**ABOUT THIS TASK**.
Search the material below for the string "structure" and extract each line that has it.

◆ ◆ ◆ ◆

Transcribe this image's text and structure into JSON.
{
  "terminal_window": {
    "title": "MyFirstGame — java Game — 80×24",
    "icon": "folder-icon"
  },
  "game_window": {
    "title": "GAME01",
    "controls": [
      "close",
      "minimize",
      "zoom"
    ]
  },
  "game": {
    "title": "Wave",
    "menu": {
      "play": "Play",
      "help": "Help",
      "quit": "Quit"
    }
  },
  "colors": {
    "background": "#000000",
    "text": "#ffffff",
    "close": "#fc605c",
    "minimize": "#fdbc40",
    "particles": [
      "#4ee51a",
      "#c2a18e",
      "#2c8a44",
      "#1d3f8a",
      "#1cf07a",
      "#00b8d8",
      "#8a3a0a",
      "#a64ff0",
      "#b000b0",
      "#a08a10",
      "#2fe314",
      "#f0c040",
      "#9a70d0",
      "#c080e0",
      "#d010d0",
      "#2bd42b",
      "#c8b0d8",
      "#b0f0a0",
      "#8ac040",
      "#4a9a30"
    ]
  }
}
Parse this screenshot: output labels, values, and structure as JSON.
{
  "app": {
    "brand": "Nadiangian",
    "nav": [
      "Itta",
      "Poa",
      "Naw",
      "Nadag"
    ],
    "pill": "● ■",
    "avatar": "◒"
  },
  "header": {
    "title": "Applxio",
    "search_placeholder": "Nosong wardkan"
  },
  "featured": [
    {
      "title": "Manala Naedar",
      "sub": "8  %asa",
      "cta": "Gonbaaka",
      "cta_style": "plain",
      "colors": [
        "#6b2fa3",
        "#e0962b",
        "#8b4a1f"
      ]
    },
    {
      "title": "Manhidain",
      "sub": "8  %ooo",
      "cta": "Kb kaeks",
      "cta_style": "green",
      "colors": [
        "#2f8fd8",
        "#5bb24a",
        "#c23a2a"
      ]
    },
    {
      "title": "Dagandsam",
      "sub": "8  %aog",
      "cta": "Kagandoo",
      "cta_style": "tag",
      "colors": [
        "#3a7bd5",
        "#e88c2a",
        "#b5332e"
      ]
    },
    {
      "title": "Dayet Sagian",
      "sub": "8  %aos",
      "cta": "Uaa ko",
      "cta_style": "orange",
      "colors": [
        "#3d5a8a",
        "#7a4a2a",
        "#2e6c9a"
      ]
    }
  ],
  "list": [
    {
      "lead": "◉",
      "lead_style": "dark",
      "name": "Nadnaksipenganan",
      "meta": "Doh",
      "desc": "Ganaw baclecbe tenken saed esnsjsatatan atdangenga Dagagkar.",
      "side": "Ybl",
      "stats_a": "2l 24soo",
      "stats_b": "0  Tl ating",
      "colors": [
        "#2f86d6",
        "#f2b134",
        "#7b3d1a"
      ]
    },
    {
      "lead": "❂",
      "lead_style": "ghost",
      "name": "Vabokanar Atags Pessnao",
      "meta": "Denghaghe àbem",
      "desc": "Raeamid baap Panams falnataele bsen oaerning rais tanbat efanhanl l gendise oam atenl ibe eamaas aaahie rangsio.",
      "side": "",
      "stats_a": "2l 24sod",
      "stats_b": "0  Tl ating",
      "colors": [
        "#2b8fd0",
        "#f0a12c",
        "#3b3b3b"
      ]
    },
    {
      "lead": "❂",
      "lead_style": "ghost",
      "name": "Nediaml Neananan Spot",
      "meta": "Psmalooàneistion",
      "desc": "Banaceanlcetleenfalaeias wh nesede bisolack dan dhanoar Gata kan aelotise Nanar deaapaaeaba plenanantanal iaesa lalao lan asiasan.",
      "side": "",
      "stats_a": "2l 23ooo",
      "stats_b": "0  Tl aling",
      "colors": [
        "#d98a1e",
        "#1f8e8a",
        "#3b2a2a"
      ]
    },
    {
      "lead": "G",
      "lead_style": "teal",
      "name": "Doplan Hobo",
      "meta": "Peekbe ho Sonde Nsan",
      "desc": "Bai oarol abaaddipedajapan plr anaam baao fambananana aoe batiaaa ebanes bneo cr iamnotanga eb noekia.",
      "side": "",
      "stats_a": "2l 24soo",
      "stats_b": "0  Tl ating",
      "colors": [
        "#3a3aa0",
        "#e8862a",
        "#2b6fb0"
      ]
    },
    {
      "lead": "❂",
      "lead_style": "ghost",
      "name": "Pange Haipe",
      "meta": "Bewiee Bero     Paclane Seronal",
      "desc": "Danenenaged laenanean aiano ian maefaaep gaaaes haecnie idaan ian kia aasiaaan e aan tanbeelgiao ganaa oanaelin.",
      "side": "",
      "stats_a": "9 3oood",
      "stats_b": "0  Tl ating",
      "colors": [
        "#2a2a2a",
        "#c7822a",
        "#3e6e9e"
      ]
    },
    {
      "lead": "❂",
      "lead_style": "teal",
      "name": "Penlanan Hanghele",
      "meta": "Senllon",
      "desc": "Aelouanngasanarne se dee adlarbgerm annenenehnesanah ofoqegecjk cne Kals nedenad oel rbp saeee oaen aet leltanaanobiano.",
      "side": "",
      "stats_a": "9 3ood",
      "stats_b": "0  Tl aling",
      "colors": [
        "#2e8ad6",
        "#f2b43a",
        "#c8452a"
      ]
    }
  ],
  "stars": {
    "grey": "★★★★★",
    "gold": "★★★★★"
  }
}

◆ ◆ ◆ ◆

**THE ANSWER**.
Transcribe this image's text and structure into JSON.
Parse this screenshot: output labels, values, and structure as JSON.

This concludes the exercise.